Task ▸ Return the entire listing exactly, leaving nothing out.

Input data ▸
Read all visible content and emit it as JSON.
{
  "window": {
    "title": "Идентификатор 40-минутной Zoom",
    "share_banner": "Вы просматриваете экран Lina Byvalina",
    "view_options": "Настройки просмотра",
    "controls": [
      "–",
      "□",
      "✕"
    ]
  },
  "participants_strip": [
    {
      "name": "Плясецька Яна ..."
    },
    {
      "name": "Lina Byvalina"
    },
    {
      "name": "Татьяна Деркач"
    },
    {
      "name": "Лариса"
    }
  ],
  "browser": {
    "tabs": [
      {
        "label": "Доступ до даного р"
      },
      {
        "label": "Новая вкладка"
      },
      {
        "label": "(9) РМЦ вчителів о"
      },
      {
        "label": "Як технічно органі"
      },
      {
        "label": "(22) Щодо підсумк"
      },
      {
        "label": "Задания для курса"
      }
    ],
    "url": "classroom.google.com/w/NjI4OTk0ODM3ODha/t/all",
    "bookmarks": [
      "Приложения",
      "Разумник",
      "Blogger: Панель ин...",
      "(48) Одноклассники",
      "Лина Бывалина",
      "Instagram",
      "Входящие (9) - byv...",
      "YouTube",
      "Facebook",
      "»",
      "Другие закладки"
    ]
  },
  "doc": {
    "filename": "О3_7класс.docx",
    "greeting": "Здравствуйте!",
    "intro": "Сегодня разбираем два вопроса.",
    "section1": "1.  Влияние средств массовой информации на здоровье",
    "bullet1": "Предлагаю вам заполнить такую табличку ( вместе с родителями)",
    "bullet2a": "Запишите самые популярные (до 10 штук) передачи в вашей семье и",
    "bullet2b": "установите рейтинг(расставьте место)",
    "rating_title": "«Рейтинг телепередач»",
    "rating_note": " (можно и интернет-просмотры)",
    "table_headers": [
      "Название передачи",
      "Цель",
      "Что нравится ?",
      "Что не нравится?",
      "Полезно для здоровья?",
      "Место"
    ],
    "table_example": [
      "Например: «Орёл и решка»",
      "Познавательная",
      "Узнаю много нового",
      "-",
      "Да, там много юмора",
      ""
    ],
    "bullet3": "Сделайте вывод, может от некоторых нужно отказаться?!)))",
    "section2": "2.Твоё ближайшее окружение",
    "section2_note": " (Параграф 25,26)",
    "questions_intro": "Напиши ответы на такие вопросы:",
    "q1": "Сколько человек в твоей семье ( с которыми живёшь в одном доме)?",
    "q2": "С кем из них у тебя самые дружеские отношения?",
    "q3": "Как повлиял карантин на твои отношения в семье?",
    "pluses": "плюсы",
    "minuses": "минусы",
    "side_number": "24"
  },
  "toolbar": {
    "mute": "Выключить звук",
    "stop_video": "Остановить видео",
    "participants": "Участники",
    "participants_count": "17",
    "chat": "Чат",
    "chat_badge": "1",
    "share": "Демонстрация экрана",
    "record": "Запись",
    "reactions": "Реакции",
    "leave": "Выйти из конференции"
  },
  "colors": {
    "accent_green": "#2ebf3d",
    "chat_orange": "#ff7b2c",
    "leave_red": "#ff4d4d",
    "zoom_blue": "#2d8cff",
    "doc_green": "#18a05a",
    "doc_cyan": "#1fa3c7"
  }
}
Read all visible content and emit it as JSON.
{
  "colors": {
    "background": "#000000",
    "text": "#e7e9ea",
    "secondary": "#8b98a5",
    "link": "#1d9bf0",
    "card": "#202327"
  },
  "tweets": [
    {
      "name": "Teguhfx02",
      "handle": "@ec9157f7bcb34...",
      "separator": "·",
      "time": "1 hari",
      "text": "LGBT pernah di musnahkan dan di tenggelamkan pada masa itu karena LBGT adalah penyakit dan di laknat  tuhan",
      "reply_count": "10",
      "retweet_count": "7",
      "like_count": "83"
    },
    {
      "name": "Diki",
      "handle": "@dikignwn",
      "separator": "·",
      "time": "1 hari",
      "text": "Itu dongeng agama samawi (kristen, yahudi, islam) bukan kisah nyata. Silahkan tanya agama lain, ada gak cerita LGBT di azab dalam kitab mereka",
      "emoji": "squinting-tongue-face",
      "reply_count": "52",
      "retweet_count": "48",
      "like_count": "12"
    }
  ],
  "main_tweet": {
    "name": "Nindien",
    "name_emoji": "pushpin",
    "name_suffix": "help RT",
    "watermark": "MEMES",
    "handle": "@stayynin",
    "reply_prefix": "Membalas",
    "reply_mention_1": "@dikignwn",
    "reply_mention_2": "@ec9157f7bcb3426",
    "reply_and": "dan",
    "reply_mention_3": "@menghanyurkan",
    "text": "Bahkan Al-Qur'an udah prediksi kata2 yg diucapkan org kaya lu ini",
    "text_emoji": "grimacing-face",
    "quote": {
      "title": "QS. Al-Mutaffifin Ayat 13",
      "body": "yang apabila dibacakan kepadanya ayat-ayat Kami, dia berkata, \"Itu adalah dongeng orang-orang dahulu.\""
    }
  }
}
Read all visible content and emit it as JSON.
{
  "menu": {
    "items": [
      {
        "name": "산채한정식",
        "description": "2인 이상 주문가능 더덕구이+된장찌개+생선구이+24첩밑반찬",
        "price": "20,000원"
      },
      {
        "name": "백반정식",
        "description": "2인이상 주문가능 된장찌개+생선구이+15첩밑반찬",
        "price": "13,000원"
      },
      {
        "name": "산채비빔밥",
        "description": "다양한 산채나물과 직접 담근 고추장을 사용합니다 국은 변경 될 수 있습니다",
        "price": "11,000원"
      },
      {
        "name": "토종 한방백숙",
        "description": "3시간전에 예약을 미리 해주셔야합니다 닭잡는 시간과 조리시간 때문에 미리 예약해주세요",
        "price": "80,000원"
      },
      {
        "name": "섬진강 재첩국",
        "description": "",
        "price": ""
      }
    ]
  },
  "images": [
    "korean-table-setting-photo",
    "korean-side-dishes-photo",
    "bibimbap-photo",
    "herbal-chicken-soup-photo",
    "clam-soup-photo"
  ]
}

Task answer ▸
Read all visible content and emit it as JSON.
{
  "window": {
    "title": "Идентификатор 40-минутной Zoom",
    "share_banner": "Вы просматриваете экран Lina Byvalina",
    "view_options": "Настройки просмотра",
    "controls": [
      "–",
      "□",
      "✕"
    ]
  },
  "participants_strip": [
    {
      "name": "Плясецька Яна ..."
    },
    {
      "name": "Lina Byvalina"
    },
    {
      "name": "Татьяна Деркач"
    },
    {
      "name": "Лариса"
    }
  ],
  "browser": {
    "tabs": [
      {
        "label": "Доступ до даного р"
      },
      {
        "label": "Новая вкладка"
      },
      {
        "label": "(9) РМЦ вчителів о"
      },
      {
        "label": "Як технічно органі"
      },
      {
        "label": "(22) Щодо підсумк"
      },
      {
        "label": "Задания для курса"
      }
    ],
    "url": "classroom.google.com/w/NjI4OTk0ODM3ODha/t/all",
    "bookmarks": [
      "Приложения",
      "Разумник",
      "Blogger: Панель ин...",
      "(48) Одноклассники",
      "Лина Бывалина",
      "Instagram",
      "Входящие (9) - byv...",
      "YouTube",
      "Facebook",
      "»",
      "Другие закладки"
    ]
  },
  "doc": {
    "filename": "О3_7класс.docx",
    "greeting": "Здравствуйте!",
    "intro": "Сегодня разбираем два вопроса.",
    "section1": "1.  Влияние средств массовой информации на здоровье",
    "bullet1": "Предлагаю вам заполнить такую табличку ( вместе с родителями)",
    "bullet2a": "Запишите самые популярные (до 10 штук) передачи в вашей семье и",
    "bullet2b": "установите рейтинг(расставьте место)",
    "rating_title": "«Рейтинг телепередач»",
    "rating_note": " (можно и интернет-просмотры)",
    "table_headers": [
      "Название передачи",
      "Цель",
      "Что нравится ?",
      "Что не нравится?",
      "Полезно для здоровья?",
      "Место"
    ],
    "table_example": [
      "Например: «Орёл и решка»",
      "Познавательная",
      "Узнаю много нового",
      "-",
      "Да, там много юмора",
      ""
    ],
    "bullet3": "Сделайте вывод, может от некоторых нужно отказаться?!)))",
    "section2": "2.Твоё ближайшее окружение",
    "section2_note": " (Параграф 25,26)",
    "questions_intro": "Напиши ответы на такие вопросы:",
    "q1": "Сколько человек в твоей семье ( с которыми живёшь в одном доме)?",
    "q2": "С кем из них у тебя самые дружеские отношения?",
    "q3": "Как повлиял карантин на твои отношения в семье?",
    "pluses": "плюсы",
    "minuses": "минусы",
    "side_number": "24"
  },
  "toolbar": {
    "mute": "Выключить звук",
    "stop_video": "Остановить видео",
    "participants": "Участники",
    "participants_count": "17",
    "chat": "Чат",
    "chat_badge": "1",
    "share": "Демонстрация экрана",
    "record": "Запись",
    "reactions": "Реакции",
    "leave": "Выйти из конференции"
  },
  "colors": {
    "accent_green": "#2ebf3d",
    "chat_orange": "#ff7b2c",
    "leave_red": "#ff4d4d",
    "zoom_blue": "#2d8cff",
    "doc_green": "#18a05a",
    "doc_cyan": "#1fa3c7"
  }
}
Read all visible content and emit it as JSON.
{
  "colors": {
    "background": "#000000",
    "text": "#e7e9ea",
    "secondary": "#8b98a5",
    "link": "#1d9bf0",
    "card": "#202327"
  },
  "tweets": [
    {
      "name": "Teguhfx02",
      "handle": "@ec9157f7bcb34...",
      "separator": "·",
      "time": "1 hari",
      "text": "LGBT pernah di musnahkan dan di tenggelamkan pada masa itu karena LBGT adalah penyakit dan di laknat  tuhan",
      "reply_count": "10",
      "retweet_count": "7",
      "like_count": "83"
    },
    {
      "name": "Diki",
      "handle": "@dikignwn",
      "separator": "·",
      "time": "1 hari",
      "text": "Itu dongeng agama samawi (kristen, yahudi, islam) bukan kisah nyata. Silahkan tanya agama lain, ada gak cerita LGBT di azab dalam kitab mereka",
      "emoji": "squinting-tongue-face",
      "reply_count": "52",
      "retweet_count": "48",
      "like_count": "12"
    }
  ],
  "main_tweet": {
    "name": "Nindien",
    "name_emoji": "pushpin",
    "name_suffix": "help RT",
    "watermark": "MEMES",
    "handle": "@stayynin",
    "reply_prefix": "Membalas",
    "reply_mention_1": "@dikignwn",
    "reply_mention_2": "@ec9157f7bcb3426",
    "reply_and": "dan",
    "reply_mention_3": "@menghanyurkan",
    "text": "Bahkan Al-Qur'an udah prediksi kata2 yg diucapkan org kaya lu ini",
    "text_emoji": "grimacing-face",
    "quote": {
      "title": "QS. Al-Mutaffifin Ayat 13",
      "body": "yang apabila dibacakan kepadanya ayat-ayat Kami, dia berkata, \"Itu adalah dongeng orang-orang dahulu.\""
    }
  }
}
Read all visible content and emit it as JSON.
{
  "menu": {
    "items": [
      {
        "name": "산채한정식",
        "description": "2인 이상 주문가능 더덕구이+된장찌개+생선구이+24첩밑반찬",
        "price": "20,000원"
      },
      {
        "name": "백반정식",
        "description": "2인이상 주문가능 된장찌개+생선구이+15첩밑반찬",
        "price": "13,000원"
      },
      {
        "name": "산채비빔밥",
        "description": "다양한 산채나물과 직접 담근 고추장을 사용합니다 국은 변경 될 수 있습니다",
        "price": "11,000원"
      },
      {
        "name": "토종 한방백숙",
        "description": "3시간전에 예약을 미리 해주셔야합니다 닭잡는 시간과 조리시간 때문에 미리 예약해주세요",
        "price": "80,000원"
      },
      {
        "name": "섬진강 재첩국",
        "description": "",
        "price": ""
      }
    ]
  },
  "images": [
    "korean-table-setting-photo",
    "korean-side-dishes-photo",
    "bibimbap-photo",
    "herbal-chicken-soup-photo",
    "clam-soup-photo"
  ]
}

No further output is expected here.